Segment Start: DATA FOR REVIEW

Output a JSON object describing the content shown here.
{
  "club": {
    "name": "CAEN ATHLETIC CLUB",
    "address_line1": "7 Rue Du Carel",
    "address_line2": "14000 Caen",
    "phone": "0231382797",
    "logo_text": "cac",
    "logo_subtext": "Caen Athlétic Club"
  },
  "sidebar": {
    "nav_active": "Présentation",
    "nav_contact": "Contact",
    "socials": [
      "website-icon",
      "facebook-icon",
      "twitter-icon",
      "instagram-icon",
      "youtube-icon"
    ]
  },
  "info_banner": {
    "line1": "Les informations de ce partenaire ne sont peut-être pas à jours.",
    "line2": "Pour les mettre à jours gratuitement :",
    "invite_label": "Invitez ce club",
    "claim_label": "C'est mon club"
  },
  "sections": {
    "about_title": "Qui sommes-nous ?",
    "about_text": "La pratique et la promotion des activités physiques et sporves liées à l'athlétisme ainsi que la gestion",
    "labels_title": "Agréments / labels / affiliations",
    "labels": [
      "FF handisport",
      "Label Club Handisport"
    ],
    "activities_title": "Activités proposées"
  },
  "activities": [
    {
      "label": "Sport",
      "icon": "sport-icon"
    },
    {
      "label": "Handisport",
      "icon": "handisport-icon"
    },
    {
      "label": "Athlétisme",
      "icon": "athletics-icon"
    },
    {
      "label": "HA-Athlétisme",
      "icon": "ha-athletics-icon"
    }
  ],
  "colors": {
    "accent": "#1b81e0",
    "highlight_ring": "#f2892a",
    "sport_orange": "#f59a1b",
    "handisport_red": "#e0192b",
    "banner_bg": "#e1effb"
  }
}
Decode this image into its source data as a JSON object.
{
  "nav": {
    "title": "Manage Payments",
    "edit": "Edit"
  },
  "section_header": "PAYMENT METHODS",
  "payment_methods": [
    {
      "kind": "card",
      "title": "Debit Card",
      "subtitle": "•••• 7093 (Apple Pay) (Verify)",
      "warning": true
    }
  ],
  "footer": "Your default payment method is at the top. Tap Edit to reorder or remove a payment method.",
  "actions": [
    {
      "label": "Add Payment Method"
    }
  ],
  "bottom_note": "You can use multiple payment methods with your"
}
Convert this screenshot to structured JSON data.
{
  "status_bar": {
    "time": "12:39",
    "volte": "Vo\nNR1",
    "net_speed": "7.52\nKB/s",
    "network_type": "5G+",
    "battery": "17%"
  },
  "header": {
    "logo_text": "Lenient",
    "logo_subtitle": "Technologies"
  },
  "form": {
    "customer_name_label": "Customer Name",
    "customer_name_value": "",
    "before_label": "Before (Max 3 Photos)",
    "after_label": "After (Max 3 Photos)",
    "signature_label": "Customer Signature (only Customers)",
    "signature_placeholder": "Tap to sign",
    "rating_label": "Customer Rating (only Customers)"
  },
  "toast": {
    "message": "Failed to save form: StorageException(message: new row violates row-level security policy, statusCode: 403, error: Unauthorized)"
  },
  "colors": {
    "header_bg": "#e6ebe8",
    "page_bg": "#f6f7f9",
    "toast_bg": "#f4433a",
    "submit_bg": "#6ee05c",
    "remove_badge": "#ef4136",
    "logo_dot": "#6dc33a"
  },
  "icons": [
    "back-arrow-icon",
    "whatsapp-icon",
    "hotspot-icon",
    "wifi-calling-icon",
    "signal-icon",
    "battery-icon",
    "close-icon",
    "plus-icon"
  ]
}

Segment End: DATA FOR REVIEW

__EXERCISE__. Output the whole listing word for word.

__TASK SOLUTION__.
Output a JSON object describing the content shown here.
{
  "club": {
    "name": "CAEN ATHLETIC CLUB",
    "address_line1": "7 Rue Du Carel",
    "address_line2": "14000 Caen",
    "phone": "0231382797",
    "logo_text": "cac",
    "logo_subtext": "Caen Athlétic Club"
  },
  "sidebar": {
    "nav_active": "Présentation",
    "nav_contact": "Contact",
    "socials": [
      "website-icon",
      "facebook-icon",
      "twitter-icon",
      "instagram-icon",
      "youtube-icon"
    ]
  },
  "info_banner": {
    "line1": "Les informations de ce partenaire ne sont peut-être pas à jours.",
    "line2": "Pour les mettre à jours gratuitement :",
    "invite_label": "Invitez ce club",
    "claim_label": "C'est mon club"
  },
  "sections": {
    "about_title": "Qui sommes-nous ?",
    "about_text": "La pratique et la promotion des activités physiques et sporves liées à l'athlétisme ainsi que la gestion",
    "labels_title": "Agréments / labels / affiliations",
    "labels": [
      "FF handisport",
      "Label Club Handisport"
    ],
    "activities_title": "Activités proposées"
  },
  "activities": [
    {
      "label": "Sport",
      "icon": "sport-icon"
    },
    {
      "label": "Handisport",
      "icon": "handisport-icon"
    },
    {
      "label": "Athlétisme",
      "icon": "athletics-icon"
    },
    {
      "label": "HA-Athlétisme",
      "icon": "ha-athletics-icon"
    }
  ],
  "colors": {
    "accent": "#1b81e0",
    "highlight_ring": "#f2892a",
    "sport_orange": "#f59a1b",
    "handisport_red": "#e0192b",
    "banner_bg": "#e1effb"
  }
}
Decode this image into its source data as a JSON object.
{
  "nav": {
    "title": "Manage Payments",
    "edit": "Edit"
  },
  "section_header": "PAYMENT METHODS",
  "payment_methods": [
    {
      "kind": "card",
      "title": "Debit Card",
      "subtitle": "•••• 7093 (Apple Pay) (Verify)",
      "warning": true
    }
  ],
  "footer": "Your default payment method is at the top. Tap Edit to reorder or remove a payment method.",
  "actions": [
    {
      "label": "Add Payment Method"
    }
  ],
  "bottom_note": "You can use multiple payment methods with your"
}
Convert this screenshot to structured JSON data.
{
  "status_bar": {
    "time": "12:39",
    "volte": "Vo\nNR1",
    "net_speed": "7.52\nKB/s",
    "network_type": "5G+",
    "battery": "17%"
  },
  "header": {
    "logo_text": "Lenient",
    "logo_subtitle": "Technologies"
  },
  "form": {
    "customer_name_label": "Customer Name",
    "customer_name_value": "",
    "before_label": "Before (Max 3 Photos)",
    "after_label": "After (Max 3 Photos)",
    "signature_label": "Customer Signature (only Customers)",
    "signature_placeholder": "Tap to sign",
    "rating_label": "Customer Rating (only Customers)"
  },
  "toast": {
    "message": "Failed to save form: StorageException(message: new row violates row-level security policy, statusCode: 403, error: Unauthorized)"
  },
  "colors": {
    "header_bg": "#e6ebe8",
    "page_bg": "#f6f7f9",
    "toast_bg": "#f4433a",
    "submit_bg": "#6ee05c",
    "remove_badge": "#ef4136",
    "logo_dot": "#6dc33a"
  },
  "icons": [
    "back-arrow-icon",
    "whatsapp-icon",
    "hotspot-icon",
    "wifi-calling-icon",
    "signal-icon",
    "battery-icon",
    "close-icon",
    "plus-icon"
  ]
}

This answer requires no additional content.